Harcourt’s debut album sees him grappling with the weight of his own (huge) ambition and, for the most part, coming out on top
John Walshe, 21 Jun 2001
Fair play to young Ed Harcourt. Feted like so many before him as Britain’s Next Big Thing, he refuses to bow to the pressures such a meaningless tag can exert. Instead of trying to match critical expectations, Harcourt’s debut album sees him grappling with the weight of his own (huge) ambition and, for the most part, coming out
There’s the ponderously pleasing opening gambit, ‘Something In My Eye’, all lolling wordplay and under-stated guitar swathes, fleshed out with some beautiful vibrato strings that linger long in the melody.
Then we have the almost ominous opening bars of ‘God Protect Your Soul’, Harcourt’s ivory-hammering deflecting attention somewhat from his Jeff Buckley-isms, before they are joined by a series of brightly brash brass flashes, as young Mr Ed searches for a retreat from the spotlight which is soon bound to pursue his every move: “I need to build a wall around me”.
In contrast, ‘She Fell Into My Arms’ can only be described as jaunty, harking back to such almost-rans as Kingmaker and Gene in its lyrical dexterity. This Ed does not want to be lumbered in with the fey, foppish brigade though, as he sings on ‘Apple Of My Eye’: “I’m sick of this angst”. As if to prove it, ‘Those Crimson Tears’ is a beautifully melancholy ballad, which may border on maudlin but steers well clear of mawkish.
‘Wind Through The Trees’ is a beautiful and delicate creature, at its heart a paper-thin fragility that feels as transient as goosebumps, while ‘Shanghai’ is more of a muscular guitar-driven beast. ‘Birds Fly Backwards’, though, is probably the most almost-perfect example of what Ed Harcourt is all about: melody, lyrics and arrangement perfectly complementing each other in a totally arresting three and a half minutes.
In fact, Harcourt’s only real faux-pas is the overblown ‘Beneath The Heart Of Darkness’, which falters under the weight of its aspirations.

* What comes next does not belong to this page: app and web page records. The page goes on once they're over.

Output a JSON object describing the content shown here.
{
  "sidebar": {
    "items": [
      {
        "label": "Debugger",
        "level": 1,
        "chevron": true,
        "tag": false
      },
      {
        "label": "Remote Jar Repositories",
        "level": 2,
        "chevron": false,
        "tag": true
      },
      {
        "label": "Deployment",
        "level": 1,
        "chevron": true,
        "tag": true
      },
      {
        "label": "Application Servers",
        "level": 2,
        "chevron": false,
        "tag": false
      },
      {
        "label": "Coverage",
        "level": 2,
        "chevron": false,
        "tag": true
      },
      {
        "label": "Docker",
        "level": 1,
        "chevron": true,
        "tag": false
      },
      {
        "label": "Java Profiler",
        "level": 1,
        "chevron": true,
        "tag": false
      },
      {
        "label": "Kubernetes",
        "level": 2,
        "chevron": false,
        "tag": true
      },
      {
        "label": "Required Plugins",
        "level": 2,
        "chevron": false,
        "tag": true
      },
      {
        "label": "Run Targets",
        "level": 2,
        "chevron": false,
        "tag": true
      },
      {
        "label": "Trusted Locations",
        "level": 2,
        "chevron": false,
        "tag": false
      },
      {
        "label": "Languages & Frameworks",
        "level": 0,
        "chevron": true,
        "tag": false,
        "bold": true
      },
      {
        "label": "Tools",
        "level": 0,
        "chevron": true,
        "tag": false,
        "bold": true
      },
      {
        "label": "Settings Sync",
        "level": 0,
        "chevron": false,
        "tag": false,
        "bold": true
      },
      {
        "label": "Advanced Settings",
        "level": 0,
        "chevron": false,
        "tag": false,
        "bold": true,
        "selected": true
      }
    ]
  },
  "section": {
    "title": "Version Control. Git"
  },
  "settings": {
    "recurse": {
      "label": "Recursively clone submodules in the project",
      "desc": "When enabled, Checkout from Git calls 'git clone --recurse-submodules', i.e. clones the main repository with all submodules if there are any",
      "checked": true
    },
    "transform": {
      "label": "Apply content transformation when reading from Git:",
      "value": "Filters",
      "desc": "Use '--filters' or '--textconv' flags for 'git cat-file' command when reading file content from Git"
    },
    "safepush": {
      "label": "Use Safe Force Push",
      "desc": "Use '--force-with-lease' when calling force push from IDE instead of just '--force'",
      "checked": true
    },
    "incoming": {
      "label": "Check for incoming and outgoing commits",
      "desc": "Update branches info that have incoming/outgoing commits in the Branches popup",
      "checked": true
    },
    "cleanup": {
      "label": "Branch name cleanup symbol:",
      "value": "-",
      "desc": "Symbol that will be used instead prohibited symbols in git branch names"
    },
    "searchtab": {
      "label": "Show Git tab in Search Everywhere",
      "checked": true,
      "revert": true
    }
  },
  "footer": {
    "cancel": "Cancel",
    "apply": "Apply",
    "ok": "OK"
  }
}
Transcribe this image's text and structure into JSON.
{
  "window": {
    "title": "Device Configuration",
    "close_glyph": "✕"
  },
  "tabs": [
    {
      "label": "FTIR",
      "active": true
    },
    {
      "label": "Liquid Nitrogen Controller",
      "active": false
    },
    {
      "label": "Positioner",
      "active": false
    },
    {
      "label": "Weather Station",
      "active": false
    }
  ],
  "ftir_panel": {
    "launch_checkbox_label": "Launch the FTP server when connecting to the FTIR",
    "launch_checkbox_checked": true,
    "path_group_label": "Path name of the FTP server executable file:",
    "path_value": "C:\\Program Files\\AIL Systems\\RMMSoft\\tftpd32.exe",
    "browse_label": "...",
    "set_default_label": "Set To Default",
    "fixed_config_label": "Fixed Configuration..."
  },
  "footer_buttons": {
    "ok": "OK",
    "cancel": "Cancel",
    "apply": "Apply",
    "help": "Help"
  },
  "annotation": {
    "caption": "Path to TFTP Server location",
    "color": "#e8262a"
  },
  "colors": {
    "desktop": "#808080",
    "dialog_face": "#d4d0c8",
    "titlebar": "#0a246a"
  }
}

That aside, Here Be Monsters is a wonderfully ambitious album from a man who has the potential to be a true maverick in years to come. “You know that I have a perfect plan,” he sings on the closing ‘Like Only Lovers Can’, and I for one hope it comes to fruition.